= Beginning of Section =
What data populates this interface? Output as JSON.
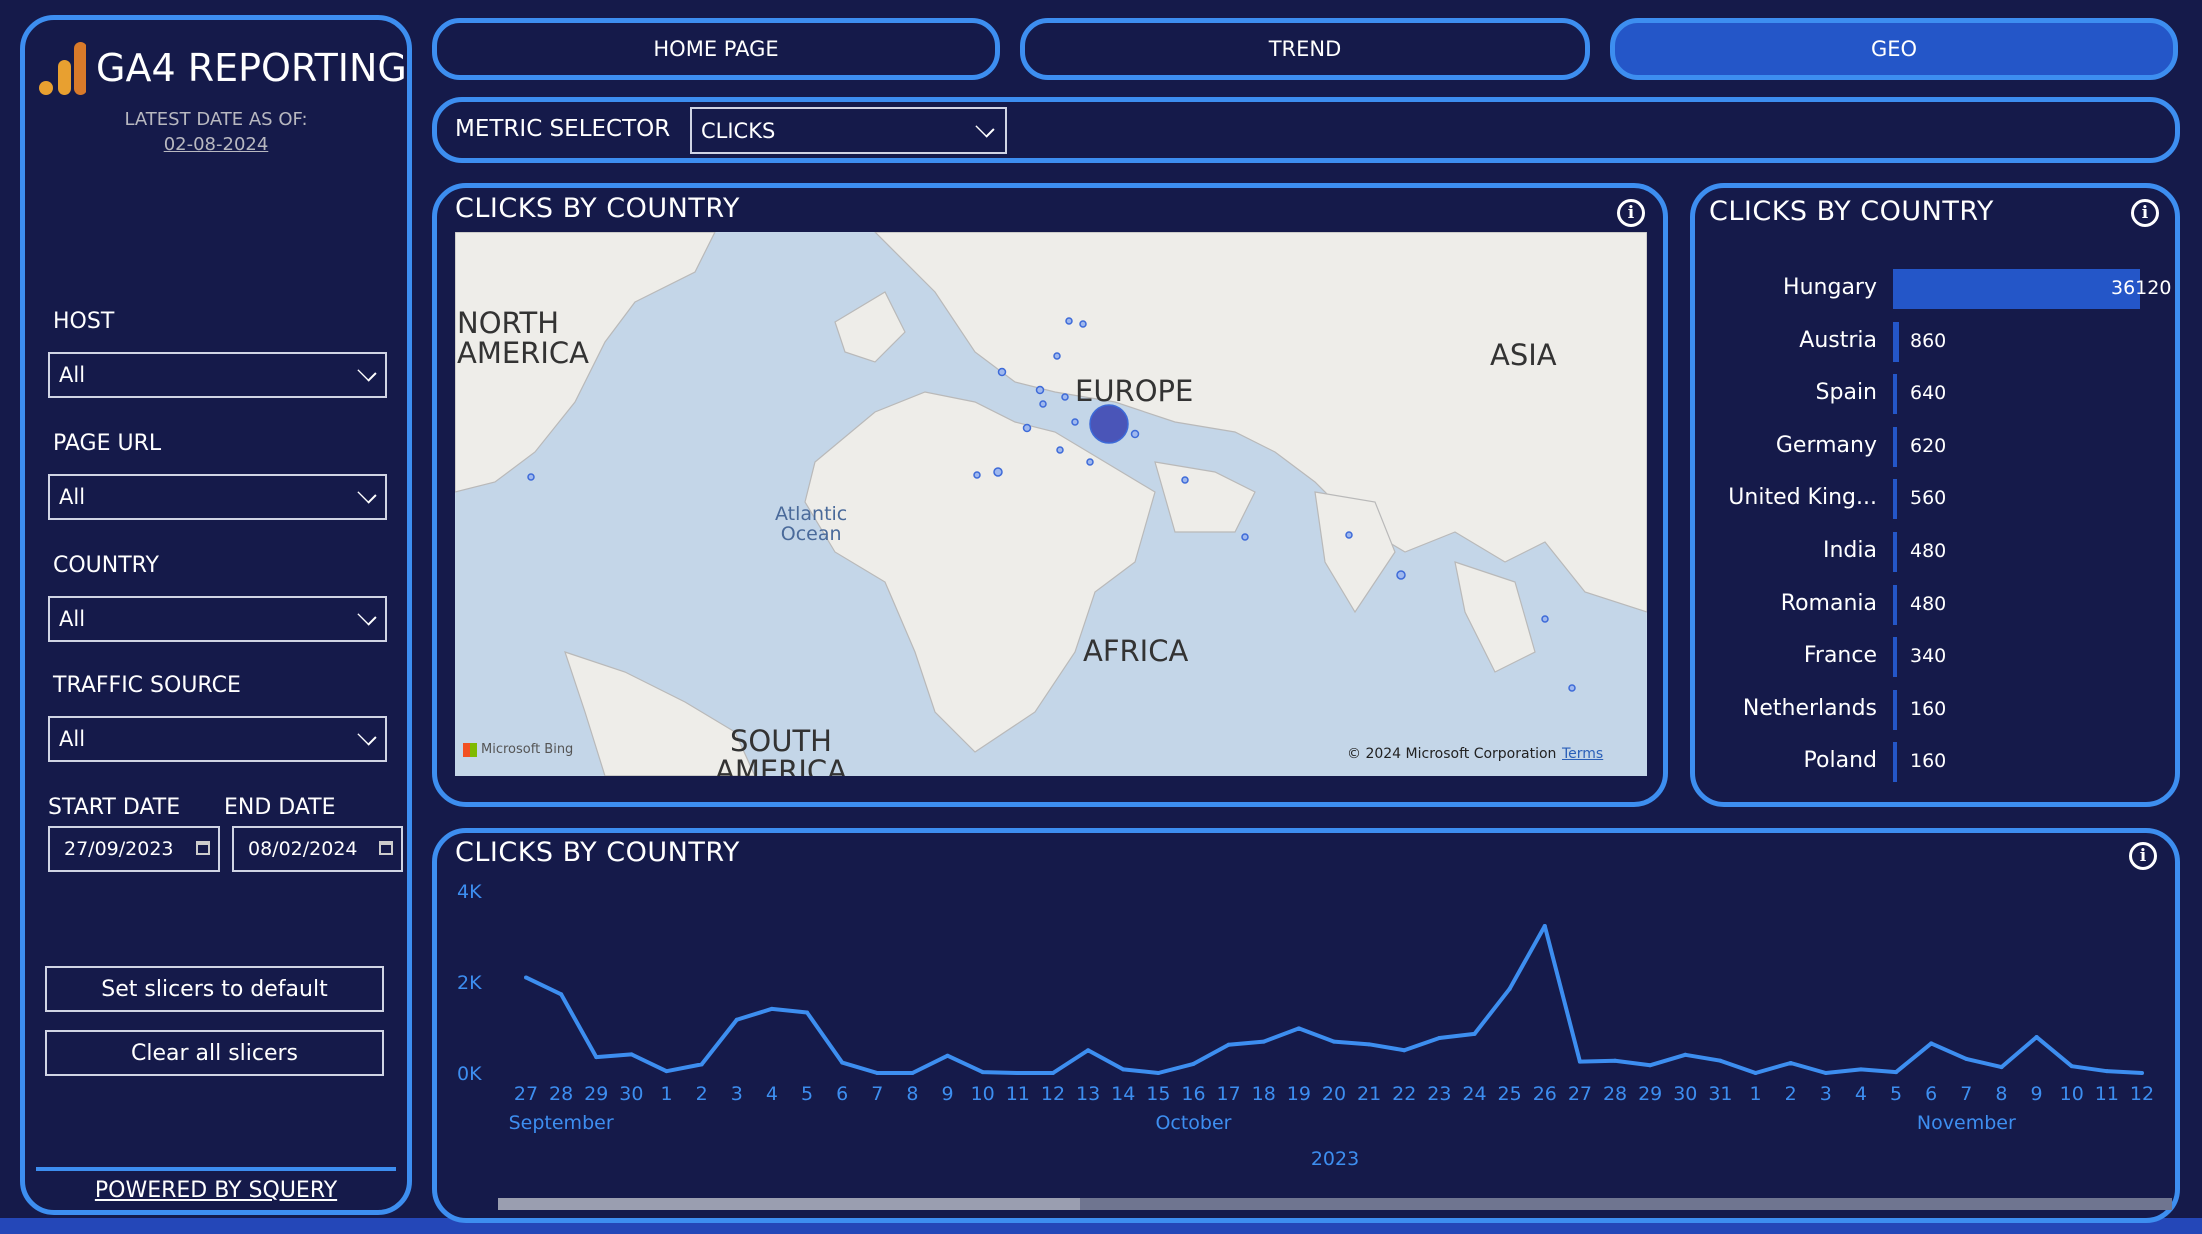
{
  "sidebar": {
    "title": "GA4 REPORTING",
    "latest_label": "LATEST DATE AS OF:",
    "latest_date": "02-08-2024",
    "filters": [
      {
        "label": "HOST",
        "value": "All"
      },
      {
        "label": "PAGE URL",
        "value": "All"
      },
      {
        "label": "COUNTRY",
        "value": "All"
      },
      {
        "label": "TRAFFIC SOURCE",
        "value": "All"
      }
    ],
    "start_label": "START DATE",
    "end_label": "END DATE",
    "start_date": "27/09/2023",
    "end_date": "08/02/2024",
    "reset_button": "Set slicers to default",
    "clear_button": "Clear all slicers",
    "powered": "POWERED BY SQUERY"
  },
  "nav": {
    "home": "HOME PAGE",
    "trend": "TREND",
    "geo": "GEO",
    "active": "GEO"
  },
  "metric": {
    "label": "METRIC SELECTOR",
    "value": "CLICKS"
  },
  "map": {
    "title": "CLICKS BY COUNTRY",
    "labels": {
      "na": "NORTH\nAMERICA",
      "europe": "EUROPE",
      "asia": "ASIA",
      "africa": "AFRICA",
      "sa": "SOUTH\nAMERICA",
      "atlantic": "Atlantic\nOcean"
    },
    "bing": "Microsoft Bing",
    "copyright": "© 2024 Microsoft Corporation",
    "terms": "Terms"
  },
  "bars": {
    "title": "CLICKS BY COUNTRY",
    "color": "#2456c8",
    "items": [
      {
        "country": "Hungary",
        "value": 36120
      },
      {
        "country": "Austria",
        "value": 860
      },
      {
        "country": "Spain",
        "value": 640
      },
      {
        "country": "Germany",
        "value": 620
      },
      {
        "country": "United King...",
        "value": 560
      },
      {
        "country": "India",
        "value": 480
      },
      {
        "country": "Romania",
        "value": 480
      },
      {
        "country": "France",
        "value": 340
      },
      {
        "country": "Netherlands",
        "value": 160
      },
      {
        "country": "Poland",
        "value": 160
      }
    ]
  },
  "chart_data": {
    "type": "line",
    "title": "CLICKS BY COUNTRY",
    "ylim": [
      0,
      4000
    ],
    "yticks": [
      "0K",
      "2K",
      "4K"
    ],
    "year_label": "2023",
    "months": [
      {
        "name": "September",
        "index": 1
      },
      {
        "name": "October",
        "index": 19
      },
      {
        "name": "November",
        "index": 41
      }
    ],
    "x": [
      "27",
      "28",
      "29",
      "30",
      "1",
      "2",
      "3",
      "4",
      "5",
      "6",
      "7",
      "8",
      "9",
      "10",
      "11",
      "12",
      "13",
      "14",
      "15",
      "16",
      "17",
      "18",
      "19",
      "20",
      "21",
      "22",
      "23",
      "24",
      "25",
      "26",
      "27",
      "28",
      "29",
      "30",
      "31",
      "1",
      "2",
      "3",
      "4",
      "5",
      "6",
      "7",
      "8",
      "9",
      "10",
      "11",
      "12"
    ],
    "values": [
      2100,
      1730,
      350,
      410,
      40,
      190,
      1170,
      1410,
      1330,
      230,
      0,
      0,
      380,
      20,
      0,
      0,
      500,
      80,
      0,
      200,
      620,
      690,
      980,
      690,
      630,
      500,
      770,
      860,
      1850,
      3230,
      250,
      270,
      170,
      400,
      270,
      0,
      220,
      0,
      80,
      20,
      650,
      310,
      130,
      790,
      150,
      40,
      0
    ],
    "color": "#3d8ef0"
  }
}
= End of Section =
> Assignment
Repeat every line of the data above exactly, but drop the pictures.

> Task output
What data populates this interface? Output as JSON.
{
  "sidebar": {
    "title": "GA4 REPORTING",
    "latest_label": "LATEST DATE AS OF:",
    "latest_date": "02-08-2024",
    "filters": [
      {
        "label": "HOST",
        "value": "All"
      },
      {
        "label": "PAGE URL",
        "value": "All"
      },
      {
        "label": "COUNTRY",
        "value": "All"
      },
      {
        "label": "TRAFFIC SOURCE",
        "value": "All"
      }
    ],
    "start_label": "START DATE",
    "end_label": "END DATE",
    "start_date": "27/09/2023",
    "end_date": "08/02/2024",
    "reset_button": "Set slicers to default",
    "clear_button": "Clear all slicers",
    "powered": "POWERED BY SQUERY"
  },
  "nav": {
    "home": "HOME PAGE",
    "trend": "TREND",
    "geo": "GEO",
    "active": "GEO"
  },
  "metric": {
    "label": "METRIC SELECTOR",
    "value": "CLICKS"
  },
  "map": {
    "title": "CLICKS BY COUNTRY",
    "labels": {
      "na": "NORTH\nAMERICA",
      "europe": "EUROPE",
      "asia": "ASIA",
      "africa": "AFRICA",
      "sa": "SOUTH\nAMERICA",
      "atlantic": "Atlantic\nOcean"
    },
    "bing": "Microsoft Bing",
    "copyright": "© 2024 Microsoft Corporation",
    "terms": "Terms"
  },
  "bars": {
    "title": "CLICKS BY COUNTRY",
    "color": "#2456c8",
    "items": [
      {
        "country": "Hungary",
        "value": 36120
      },
      {
        "country": "Austria",
        "value": 860
      },
      {
        "country": "Spain",
        "value": 640
      },
      {
        "country": "Germany",
        "value": 620
      },
      {
        "country": "United King...",
        "value": 560
      },
      {
        "country": "India",
        "value": 480
      },
      {
        "country": "Romania",
        "value": 480
      },
      {
        "country": "France",
        "value": 340
      },
      {
        "country": "Netherlands",
        "value": 160
      },
      {
        "country": "Poland",
        "value": 160
      }
    ]
  },
  "chart_data": {
    "type": "line",
    "title": "CLICKS BY COUNTRY",
    "ylim": [
      0,
      4000
    ],
    "yticks": [
      "0K",
      "2K",
      "4K"
    ],
    "year_label": "2023",
    "months": [
      {
        "name": "September",
        "index": 1
      },
      {
        "name": "October",
        "index": 19
      },
      {
        "name": "November",
        "index": 41
      }
    ],
    "x": [
      "27",
      "28",
      "29",
      "30",
      "1",
      "2",
      "3",
      "4",
      "5",
      "6",
      "7",
      "8",
      "9",
      "10",
      "11",
      "12",
      "13",
      "14",
      "15",
      "16",
      "17",
      "18",
      "19",
      "20",
      "21",
      "22",
      "23",
      "24",
      "25",
      "26",
      "27",
      "28",
      "29",
      "30",
      "31",
      "1",
      "2",
      "3",
      "4",
      "5",
      "6",
      "7",
      "8",
      "9",
      "10",
      "11",
      "12"
    ],
    "values": [
      2100,
      1730,
      350,
      410,
      40,
      190,
      1170,
      1410,
      1330,
      230,
      0,
      0,
      380,
      20,
      0,
      0,
      500,
      80,
      0,
      200,
      620,
      690,
      980,
      690,
      630,
      500,
      770,
      860,
      1850,
      3230,
      250,
      270,
      170,
      400,
      270,
      0,
      220,
      0,
      80,
      20,
      650,
      310,
      130,
      790,
      150,
      40,
      0
    ],
    "color": "#3d8ef0"
  }
}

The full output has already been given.